See you at the other end and good luck to everyone else who’s joining me.

Does Blogging Help or Hinder?

I often wonder to myself whether the time I spend reading blogs and posting on my own blog fuel procrastination. It’s easy to get sidetracked and find that the hour you have dedicated to writing has gone. Many writers extol the virtue of reading as many other writers as you can find the time for, so you can examine all the different styles they use. Reading allows you to hear the ‘voice’ of the characters in the story and I love to read. The problem is, how much time should be spent on this ‘research’. It makes me begin to think that reading and blogging may interfere with the writing process. A bit like emails stop you working, following blogs and reading interesting posts can make the available time disappear in an instant.

I suppose the other voice in my head asks “If I don’t read other people’s blogs no-one will read mine. So what’s the point of writing a blog?” Also how insular would I become if I didn’t read other points of view? I can put my views down and I can ask questions of others but if the inhabitants of cyberworld don’t visit sometimes it’s as pointless as writing a shopping list and leaving it at home. For me, it’s also a break from what I’m writing to be reassured that there are some like-minded people out there. Some of them struggling with the same things I do.

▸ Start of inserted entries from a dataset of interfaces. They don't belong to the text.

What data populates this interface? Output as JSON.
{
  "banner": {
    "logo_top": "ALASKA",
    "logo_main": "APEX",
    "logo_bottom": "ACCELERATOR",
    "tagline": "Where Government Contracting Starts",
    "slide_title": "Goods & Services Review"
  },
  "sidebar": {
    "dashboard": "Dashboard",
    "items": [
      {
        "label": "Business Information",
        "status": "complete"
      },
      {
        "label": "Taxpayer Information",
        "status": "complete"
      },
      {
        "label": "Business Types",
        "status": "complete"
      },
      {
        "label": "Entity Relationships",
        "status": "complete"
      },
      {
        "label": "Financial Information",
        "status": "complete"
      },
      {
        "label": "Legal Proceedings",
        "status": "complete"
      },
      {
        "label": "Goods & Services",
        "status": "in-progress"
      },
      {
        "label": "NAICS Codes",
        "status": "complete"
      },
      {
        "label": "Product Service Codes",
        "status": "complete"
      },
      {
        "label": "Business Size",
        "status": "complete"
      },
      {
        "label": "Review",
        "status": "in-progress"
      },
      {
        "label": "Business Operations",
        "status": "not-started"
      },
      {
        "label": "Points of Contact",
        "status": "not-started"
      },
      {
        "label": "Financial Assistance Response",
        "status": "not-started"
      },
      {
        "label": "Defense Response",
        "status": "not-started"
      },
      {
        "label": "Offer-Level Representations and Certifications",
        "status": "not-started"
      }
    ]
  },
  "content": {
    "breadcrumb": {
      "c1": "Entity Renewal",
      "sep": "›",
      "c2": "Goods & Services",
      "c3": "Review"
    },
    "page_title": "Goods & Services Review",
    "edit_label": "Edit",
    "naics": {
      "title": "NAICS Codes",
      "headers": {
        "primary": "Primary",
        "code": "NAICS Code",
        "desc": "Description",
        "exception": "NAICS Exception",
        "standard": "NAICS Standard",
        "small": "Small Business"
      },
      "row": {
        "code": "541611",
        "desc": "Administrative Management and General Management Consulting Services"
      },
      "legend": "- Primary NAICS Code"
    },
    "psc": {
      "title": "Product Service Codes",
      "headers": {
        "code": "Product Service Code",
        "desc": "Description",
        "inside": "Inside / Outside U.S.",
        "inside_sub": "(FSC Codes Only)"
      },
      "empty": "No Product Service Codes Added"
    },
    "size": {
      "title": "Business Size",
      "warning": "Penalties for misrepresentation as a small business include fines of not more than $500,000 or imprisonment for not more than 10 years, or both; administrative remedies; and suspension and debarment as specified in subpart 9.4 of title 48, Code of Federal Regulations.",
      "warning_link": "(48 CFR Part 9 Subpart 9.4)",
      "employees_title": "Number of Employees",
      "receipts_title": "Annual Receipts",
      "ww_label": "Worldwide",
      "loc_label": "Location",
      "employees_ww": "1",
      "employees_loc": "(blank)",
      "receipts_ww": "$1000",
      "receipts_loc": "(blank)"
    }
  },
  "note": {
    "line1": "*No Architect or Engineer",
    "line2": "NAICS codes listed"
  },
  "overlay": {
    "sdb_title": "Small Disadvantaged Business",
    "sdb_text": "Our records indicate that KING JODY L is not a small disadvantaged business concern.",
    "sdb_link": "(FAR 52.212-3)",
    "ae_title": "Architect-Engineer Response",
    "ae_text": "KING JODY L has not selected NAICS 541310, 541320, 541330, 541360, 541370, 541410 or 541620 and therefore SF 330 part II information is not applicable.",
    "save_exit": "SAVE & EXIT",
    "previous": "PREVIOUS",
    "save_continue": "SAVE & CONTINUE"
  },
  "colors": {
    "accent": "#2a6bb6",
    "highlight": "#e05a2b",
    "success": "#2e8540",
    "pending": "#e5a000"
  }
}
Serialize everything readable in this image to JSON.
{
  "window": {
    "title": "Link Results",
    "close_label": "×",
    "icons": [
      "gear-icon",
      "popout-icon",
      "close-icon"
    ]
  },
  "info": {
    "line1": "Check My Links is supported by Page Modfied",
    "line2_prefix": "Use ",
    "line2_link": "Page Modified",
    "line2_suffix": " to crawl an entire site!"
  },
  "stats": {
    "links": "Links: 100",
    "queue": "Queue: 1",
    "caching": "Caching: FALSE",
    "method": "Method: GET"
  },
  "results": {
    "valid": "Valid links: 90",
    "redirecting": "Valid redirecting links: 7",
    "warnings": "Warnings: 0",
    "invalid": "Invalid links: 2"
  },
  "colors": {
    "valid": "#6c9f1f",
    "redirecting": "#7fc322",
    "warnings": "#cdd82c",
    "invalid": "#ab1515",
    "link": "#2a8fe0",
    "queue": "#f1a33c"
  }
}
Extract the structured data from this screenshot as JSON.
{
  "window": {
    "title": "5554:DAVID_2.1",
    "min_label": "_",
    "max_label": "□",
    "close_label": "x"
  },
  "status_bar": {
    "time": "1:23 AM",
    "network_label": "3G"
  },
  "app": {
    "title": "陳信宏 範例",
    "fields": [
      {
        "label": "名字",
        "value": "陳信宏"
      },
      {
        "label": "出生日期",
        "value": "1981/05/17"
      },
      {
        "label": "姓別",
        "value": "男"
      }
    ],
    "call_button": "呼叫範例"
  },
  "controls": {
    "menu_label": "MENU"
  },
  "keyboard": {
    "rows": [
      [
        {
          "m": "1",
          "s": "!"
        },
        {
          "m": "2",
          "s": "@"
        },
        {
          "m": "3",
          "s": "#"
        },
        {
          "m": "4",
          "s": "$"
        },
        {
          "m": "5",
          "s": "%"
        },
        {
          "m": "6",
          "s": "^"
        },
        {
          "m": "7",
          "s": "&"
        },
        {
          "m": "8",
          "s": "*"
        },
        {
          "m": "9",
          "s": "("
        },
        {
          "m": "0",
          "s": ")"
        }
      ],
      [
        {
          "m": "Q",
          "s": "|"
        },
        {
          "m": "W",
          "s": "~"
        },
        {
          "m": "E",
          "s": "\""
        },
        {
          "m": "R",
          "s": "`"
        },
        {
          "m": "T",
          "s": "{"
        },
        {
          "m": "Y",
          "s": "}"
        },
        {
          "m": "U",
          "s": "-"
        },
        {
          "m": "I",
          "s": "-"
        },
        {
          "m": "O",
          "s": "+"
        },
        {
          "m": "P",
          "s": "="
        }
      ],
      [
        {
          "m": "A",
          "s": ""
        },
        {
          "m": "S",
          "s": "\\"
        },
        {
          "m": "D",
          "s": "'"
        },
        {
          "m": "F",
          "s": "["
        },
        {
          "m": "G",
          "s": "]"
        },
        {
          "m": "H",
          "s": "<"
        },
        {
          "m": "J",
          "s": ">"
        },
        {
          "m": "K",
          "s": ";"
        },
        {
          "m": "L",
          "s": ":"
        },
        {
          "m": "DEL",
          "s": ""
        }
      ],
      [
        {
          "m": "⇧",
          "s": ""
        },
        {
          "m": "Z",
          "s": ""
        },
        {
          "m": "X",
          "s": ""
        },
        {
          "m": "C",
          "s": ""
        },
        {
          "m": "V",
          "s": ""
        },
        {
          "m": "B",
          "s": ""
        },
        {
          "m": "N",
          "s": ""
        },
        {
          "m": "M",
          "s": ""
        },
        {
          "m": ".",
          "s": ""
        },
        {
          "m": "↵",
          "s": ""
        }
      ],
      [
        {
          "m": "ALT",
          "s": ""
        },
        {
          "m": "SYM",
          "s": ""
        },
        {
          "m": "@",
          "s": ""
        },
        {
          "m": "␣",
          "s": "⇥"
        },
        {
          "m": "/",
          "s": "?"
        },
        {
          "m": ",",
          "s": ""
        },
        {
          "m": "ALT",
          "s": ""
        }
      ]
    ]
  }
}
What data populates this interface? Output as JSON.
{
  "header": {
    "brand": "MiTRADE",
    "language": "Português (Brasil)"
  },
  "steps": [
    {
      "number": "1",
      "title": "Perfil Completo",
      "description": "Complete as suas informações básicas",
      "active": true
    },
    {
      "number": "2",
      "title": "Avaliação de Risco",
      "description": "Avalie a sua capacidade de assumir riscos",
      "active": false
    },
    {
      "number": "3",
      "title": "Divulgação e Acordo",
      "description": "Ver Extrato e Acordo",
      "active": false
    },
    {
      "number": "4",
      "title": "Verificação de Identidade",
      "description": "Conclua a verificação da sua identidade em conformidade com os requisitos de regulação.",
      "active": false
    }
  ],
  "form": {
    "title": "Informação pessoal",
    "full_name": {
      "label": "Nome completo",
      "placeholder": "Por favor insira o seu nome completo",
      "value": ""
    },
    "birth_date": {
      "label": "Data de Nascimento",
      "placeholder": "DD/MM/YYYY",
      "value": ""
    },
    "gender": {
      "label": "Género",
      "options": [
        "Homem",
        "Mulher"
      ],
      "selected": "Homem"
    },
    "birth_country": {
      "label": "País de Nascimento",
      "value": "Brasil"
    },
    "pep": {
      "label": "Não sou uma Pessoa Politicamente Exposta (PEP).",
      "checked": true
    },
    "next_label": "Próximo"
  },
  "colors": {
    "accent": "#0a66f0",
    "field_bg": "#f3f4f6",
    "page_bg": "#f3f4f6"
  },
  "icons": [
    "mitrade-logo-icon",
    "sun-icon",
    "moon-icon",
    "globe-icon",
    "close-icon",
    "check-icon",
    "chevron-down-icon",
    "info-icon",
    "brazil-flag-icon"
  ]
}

So I think I’ll continue in my endless time juggle and give up something else instead. Like sleeping or eating.

What do you do without to write?